Team GB have won gold in team eventing at the Tokyo Olympics for the first time in nearly 50 years.
Laura Collett, Tom McEwen and Oliver Townend secured Great Britain’s 11th gold at this year’s Games – the team’s 33rd medal in total.
All three riders were making their Olympic debut, but delivered high-class displays to end a 49-year wait for team gold.
Heading into the closing stages of the competition, the team led by 17.9 penalties following their outstanding cross-country rounds on Sunday.
Townend was the final British rider to go, but thanks to the impressive lead, he had the luxury of knowing he could knock four fences down and still secure the Olympic title.
Laura Collett, riding London 52, competes during the equestrian eventing in Tokyo. Pic: AP
McEwen went clear riding Toledo De Kerser, Collett had four faults aboard London 52 and Townend also collected four with Ballaghmor Class.
Britain finished on a score of 86.30, with Australia taking silver and France the bronze.
It is the third equestrian medal in Tokyo for Team GB following Charlotte Dujardin, Carl Hester and Charlotte Fry winning dressage team bronze, and Dujardin also collecting an individual bronze.
It is Great Britain’s first Olympic team gold in eventing since Munich 1972 and is only GB’s third eventing gold in total.
Attention now switches to the individual final later today, with Townend starting the showjumping phase in the silver medal position behind Germany’s Julia Krajewski.
Great Britain’s Oliver Townend riding Ballaghmor Class
McEwen is in bronze position and Collett is in fifth, putting them all within reach of further medals.
Speaking to the BBC, Townend said: “It’s unreal, it’s still not sunk in. We have another round to jump so focus [is] on that but there will be a big celebration and I don’t think it will be with a cup of tea and a biscuit.”
Reflecting on his round, McEwen said: “My nerves were fine. They [Townend and Collett] are both brilliant riders, and I had no doubt they would pull it straight out of the bag quite easily and comfortably.”
And Collett, who dropped places individually after having one fence down, added: “He [London 52] was his normal self at the start, then I think there was a reflection off the water and he just spooked, basically.

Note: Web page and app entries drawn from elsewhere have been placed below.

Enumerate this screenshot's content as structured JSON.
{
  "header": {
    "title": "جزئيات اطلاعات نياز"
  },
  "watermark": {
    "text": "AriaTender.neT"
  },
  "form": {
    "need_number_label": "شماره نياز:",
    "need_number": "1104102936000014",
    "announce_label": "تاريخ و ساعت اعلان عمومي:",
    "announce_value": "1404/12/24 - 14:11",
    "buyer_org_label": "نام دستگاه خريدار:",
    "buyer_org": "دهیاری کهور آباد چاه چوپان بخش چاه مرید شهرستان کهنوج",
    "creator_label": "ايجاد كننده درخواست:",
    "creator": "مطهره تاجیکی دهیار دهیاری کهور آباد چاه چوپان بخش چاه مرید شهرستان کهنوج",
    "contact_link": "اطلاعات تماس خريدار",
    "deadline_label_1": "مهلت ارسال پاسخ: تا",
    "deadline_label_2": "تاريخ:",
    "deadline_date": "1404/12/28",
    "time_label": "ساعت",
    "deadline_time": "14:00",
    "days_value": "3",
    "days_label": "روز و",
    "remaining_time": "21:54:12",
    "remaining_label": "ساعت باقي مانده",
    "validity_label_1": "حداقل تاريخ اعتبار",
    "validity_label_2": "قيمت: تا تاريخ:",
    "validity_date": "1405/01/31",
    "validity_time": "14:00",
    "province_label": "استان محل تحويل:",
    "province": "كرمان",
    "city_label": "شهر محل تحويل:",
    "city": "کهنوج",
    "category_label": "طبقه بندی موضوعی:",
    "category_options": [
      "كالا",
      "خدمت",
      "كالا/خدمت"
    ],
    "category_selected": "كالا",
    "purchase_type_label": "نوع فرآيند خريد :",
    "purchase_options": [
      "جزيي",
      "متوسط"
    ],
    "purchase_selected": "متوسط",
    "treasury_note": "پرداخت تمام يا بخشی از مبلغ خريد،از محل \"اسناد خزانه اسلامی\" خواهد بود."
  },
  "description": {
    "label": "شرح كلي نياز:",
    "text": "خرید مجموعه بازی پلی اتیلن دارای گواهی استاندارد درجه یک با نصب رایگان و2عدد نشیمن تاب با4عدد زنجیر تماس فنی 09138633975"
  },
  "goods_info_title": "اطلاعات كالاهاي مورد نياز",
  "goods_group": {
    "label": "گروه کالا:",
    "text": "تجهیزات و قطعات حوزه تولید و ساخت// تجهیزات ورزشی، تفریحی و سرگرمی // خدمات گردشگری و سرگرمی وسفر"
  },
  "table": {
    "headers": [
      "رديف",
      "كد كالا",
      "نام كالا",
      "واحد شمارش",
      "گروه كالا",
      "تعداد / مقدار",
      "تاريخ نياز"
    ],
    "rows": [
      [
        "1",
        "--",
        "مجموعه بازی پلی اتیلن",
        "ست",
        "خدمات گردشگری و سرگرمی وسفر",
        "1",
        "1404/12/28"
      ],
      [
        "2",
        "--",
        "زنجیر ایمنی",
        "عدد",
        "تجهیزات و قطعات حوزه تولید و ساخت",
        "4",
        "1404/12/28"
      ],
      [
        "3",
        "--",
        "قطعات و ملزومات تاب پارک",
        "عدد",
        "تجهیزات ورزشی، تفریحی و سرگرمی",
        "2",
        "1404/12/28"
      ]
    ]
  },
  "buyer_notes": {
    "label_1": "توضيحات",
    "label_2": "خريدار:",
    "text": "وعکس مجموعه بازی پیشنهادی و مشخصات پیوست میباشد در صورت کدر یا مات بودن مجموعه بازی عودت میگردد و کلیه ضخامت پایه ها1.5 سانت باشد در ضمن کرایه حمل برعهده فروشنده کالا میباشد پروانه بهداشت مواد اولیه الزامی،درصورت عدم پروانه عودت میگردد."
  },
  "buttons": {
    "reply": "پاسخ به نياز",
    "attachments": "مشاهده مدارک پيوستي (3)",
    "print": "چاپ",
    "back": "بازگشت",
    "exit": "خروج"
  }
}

“He got it back together. It’s a shame, but it could have been a whole lot worse in that situation. It was a very clever course.”
She said it was a “dream come true” to be at the Olympics and “to be lucky enough” to have a horse like London 52.